I received a call from my MIL this morning that a woman I knew in CT had passed this morning. I started to bawl as soon as the phone was back on the hook.
I worked in a Connecticut salon for a while after leaving insurance sales. I found I could not live with myself another minute and I took my commissions from the Devil and bolted. The salon was owned by 2 women; one I found to be the funnest floozy and the other, not so fun one, was preparing for maternity leave. So I took the job. It turned out to be one of those places where I didn't fit and I didn't mind. As soon as a newly coiffed head hit the door to leave, comments about that person started. Needless to say it was soon apparent "Nita don't play that" and as such, I was kind of ostracized. Fine by me. I was making great money and I'm not one of those people that worry what others think of me when I consider the others to be asshats. So there's that.

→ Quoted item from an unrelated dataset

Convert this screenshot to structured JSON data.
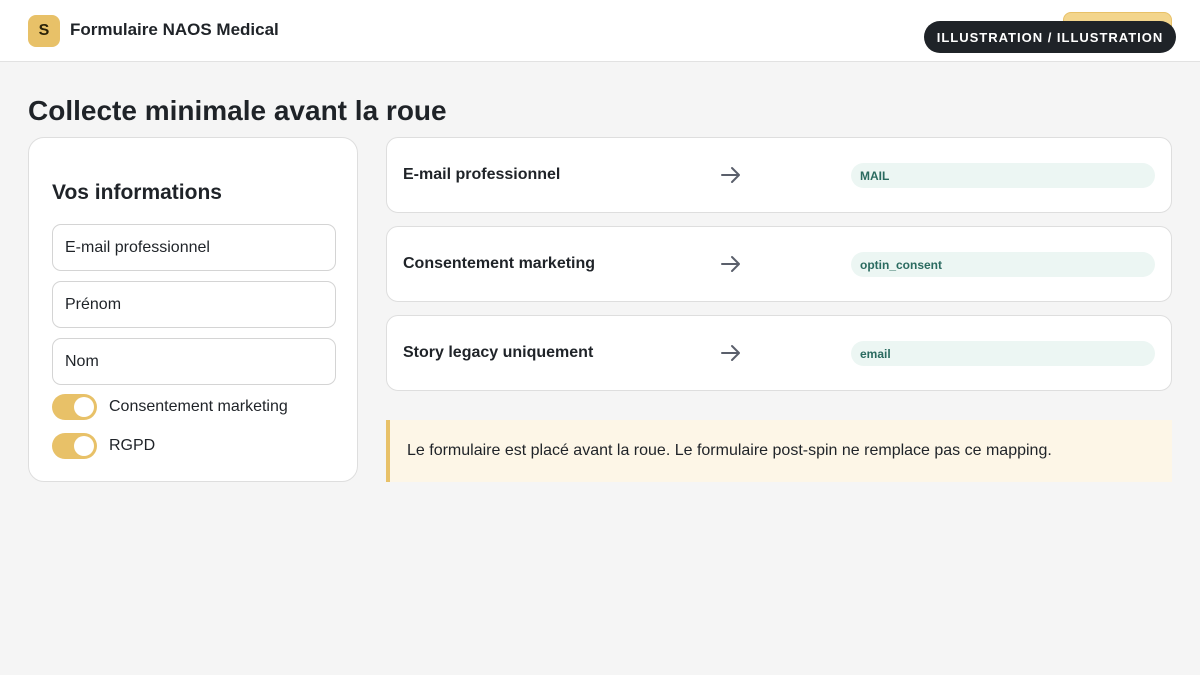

My attitude led the remaining owner to send each and every 'difficult' client my way. What a blessing. I found them, without exception, to be fun and smart and lovely and equally out of place in that salon. One of those women saved my bacon when I had Rio. She lived close, visited often, and as a former nurse she really helped me believe everything would be okay. We are still in touch at least weekly.
Another was the woman who passed yesterday. Brilliant. Imposing. Beautiful. And I loved her from the first time I met her. She had been in the habit of bringing a pile of work with her so while her color was processing she would sit quietly and work work work. The first time she was given to me (without her being asked which is a grande salon no-no) we talked for hours. None of her work was done and we were on the way to a fine friendship. When I left that salon, she came with me and brought her whole lovely family. She was one of the few people invited to submit themselves to a Purell bath so they could hold the baby Rio. I really did love that woman.
She encouraged me to continue my studies. She attended my graduation party, complete with insane relatives, and told all who would listen of my GPA and honors. She told me she was proud I attended her alma mater.
She changed things for the better as a career and was too often vilified in the local press. It mattered not to her. She knew her compass was true and she endeavored to leave this place a little better than she found. She did.
She was 56 and gorgeous inside and out. I will miss her greatly and I'm not even sure what else to say except that just when I think I can't get too much sadder, well, turns out I can.